**Items from an interface collection:**
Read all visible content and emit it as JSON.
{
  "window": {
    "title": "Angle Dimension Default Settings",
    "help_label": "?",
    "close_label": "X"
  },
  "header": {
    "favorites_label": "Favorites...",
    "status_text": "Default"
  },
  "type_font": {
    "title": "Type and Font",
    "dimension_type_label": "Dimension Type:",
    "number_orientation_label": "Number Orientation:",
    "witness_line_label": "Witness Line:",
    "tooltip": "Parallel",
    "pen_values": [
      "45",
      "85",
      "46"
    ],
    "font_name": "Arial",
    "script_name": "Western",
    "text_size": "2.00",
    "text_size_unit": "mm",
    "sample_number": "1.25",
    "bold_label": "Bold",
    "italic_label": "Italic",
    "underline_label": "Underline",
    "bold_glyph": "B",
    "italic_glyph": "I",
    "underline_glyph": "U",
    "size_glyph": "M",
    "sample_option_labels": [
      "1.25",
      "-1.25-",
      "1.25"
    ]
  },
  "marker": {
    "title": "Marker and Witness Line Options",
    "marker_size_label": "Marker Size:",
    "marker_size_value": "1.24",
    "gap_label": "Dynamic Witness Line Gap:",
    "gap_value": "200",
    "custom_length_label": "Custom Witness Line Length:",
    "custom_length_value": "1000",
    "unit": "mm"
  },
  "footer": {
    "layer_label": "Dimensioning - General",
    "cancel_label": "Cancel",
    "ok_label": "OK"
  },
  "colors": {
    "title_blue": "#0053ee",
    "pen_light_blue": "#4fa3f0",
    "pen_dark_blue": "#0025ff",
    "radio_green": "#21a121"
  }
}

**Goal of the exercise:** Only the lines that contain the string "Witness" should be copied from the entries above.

**Answer box:**
    "witness_line_label": "Witness Line:",
    "title": "Marker and Witness Line Options",
    "gap_label": "Dynamic Witness Line Gap:",
    "custom_length_label": "Custom Witness Line Length:",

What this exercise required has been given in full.